When water and “other stuff” go down the drain in Dubuque, it ends up at the Water & Resource Recovery Center (WRRC), which processes an average of 7 million gallons of wastewater per day.
What is Wastewater?
While most people think of wastewater as only sanitary sewage, wastewater comes from many sources, including homes, businesses, schools, and industries. This includes water from showers, sinks, dishwashers, laundries, car washes, hospitals, and food processing operations, and this is just scratching the surface.
According to the U.S. Environmental Protection Agency (U.S. EPA), the average American produces 100 gallons of wastewater each day—that’s nearly 1,600 glasses of water or almost two full bathtubs!
What happens at the WRRC?
Pure-oxygen biological treatment is used to clean the wastewater. Then, anaerobic digesters use helpful bacteria to convert sludge, the solid matter, into fertilizer for farm fields. Approximately 15.5 tons of fertilizer are produced per day. That’s an average of 8 semi loads per week of useful material created instead of being burned.
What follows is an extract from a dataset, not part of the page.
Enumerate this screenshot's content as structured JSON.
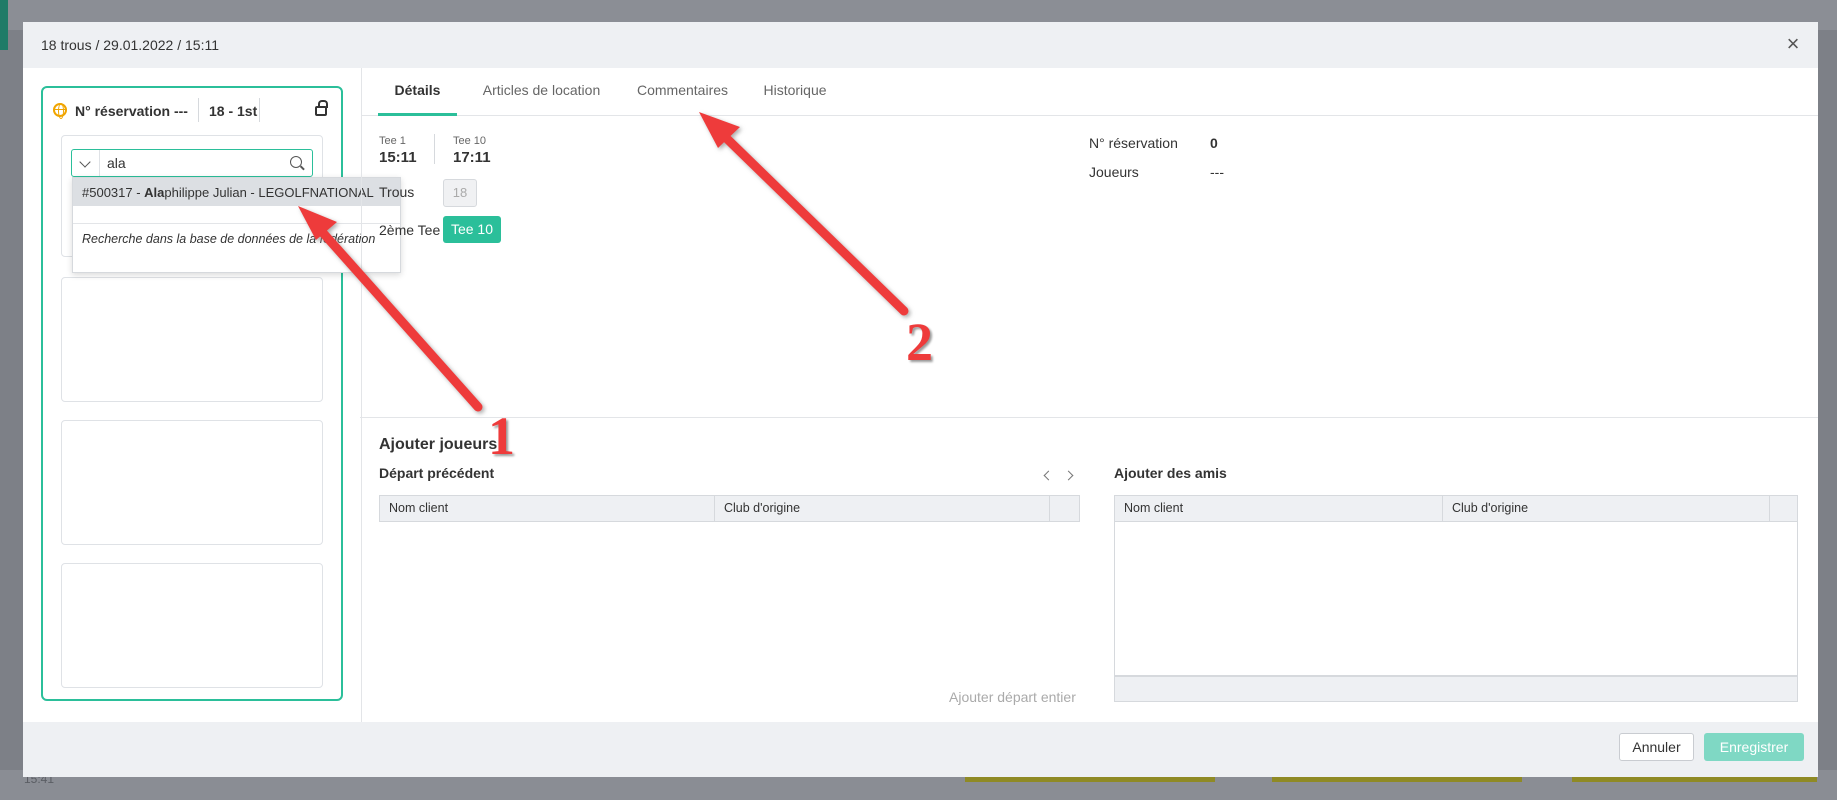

The anaerobic digestion process produces methane gas. The gas is captured, cleaned, and burned to power turbines that generate electricity. The heat and electricity produced through this process is used to heat and power the WRRC. Currently, the facility produces enough electricity to power approximately 360 households per day, which is 70% of the electricity needed to operate the facility.
Learn more about various aspects of the WRRC below: